Margaret O'Gorman works with multinational corporations to develop integrated strategies to implement conservation projects, employee engagement and community outreach to meet business needs and, in so doing, enhance and restore biodiversity and ecosystems.
Margaret O'Gorman works with multinational corporations to develop integrated strategies to implement conservation projects, employee engagement and community outreach to meet business needs and, in so doing, enhance and restore biodiversity and ecosystems. She helps WHC members build sustainability into their conservation efforts through recognition, employee education and meaningful partnerships with national and international NGO’s. Margaret has lead the development and production of WHC’s new proprietary certification program, Conservation Certification, which serves to define the standard for corporate conservation worldwide.
Prior to joining WHC, she served as executive director of Conserve Wildlife Foundation of New Jersey where she transformed the little-known statewide non-profit into a well-respected and effective organization focused on rare and imperiled wildlife protection and recovery in the Garden State. Margaret’s extensive fundraising and development experience comes from almost a decade in lead development roles at New Jersey Future and the Pinelands Preservation Alliance. She began her career in education publishing, developing an expertise in secondary and university STEM education.

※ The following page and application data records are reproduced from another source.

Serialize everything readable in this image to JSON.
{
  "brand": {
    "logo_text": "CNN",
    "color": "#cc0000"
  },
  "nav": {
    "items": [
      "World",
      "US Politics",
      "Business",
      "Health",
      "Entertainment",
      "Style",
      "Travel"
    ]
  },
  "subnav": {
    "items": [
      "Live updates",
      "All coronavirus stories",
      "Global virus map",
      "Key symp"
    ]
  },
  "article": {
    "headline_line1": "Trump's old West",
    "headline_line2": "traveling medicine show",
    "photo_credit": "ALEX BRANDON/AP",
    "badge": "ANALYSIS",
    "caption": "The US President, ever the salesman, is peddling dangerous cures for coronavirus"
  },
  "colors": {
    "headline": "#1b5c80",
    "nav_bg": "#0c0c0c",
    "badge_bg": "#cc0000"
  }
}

Margaret has been involved in non-profit organizational development and governance through past and current board service most notably as the the founding president of the League of Conservation Voters Education Fund and president of the board of Earthshare New Jersey.
She holds a BSc in geology and geophysics from University College Ireland, Galway and a Masters in Micropaleontology from the University of Southampton, UK. She currently resides in Washington, D.C.
In 2010, a partnership effort between Atlantic City Electric, New Jersey’s Division of Fish and Wildlife, and the Conserve Wildlife Foundation of NJ found a way to use utility rights-of-way to help the eastern tiger salamander adapt to climate change.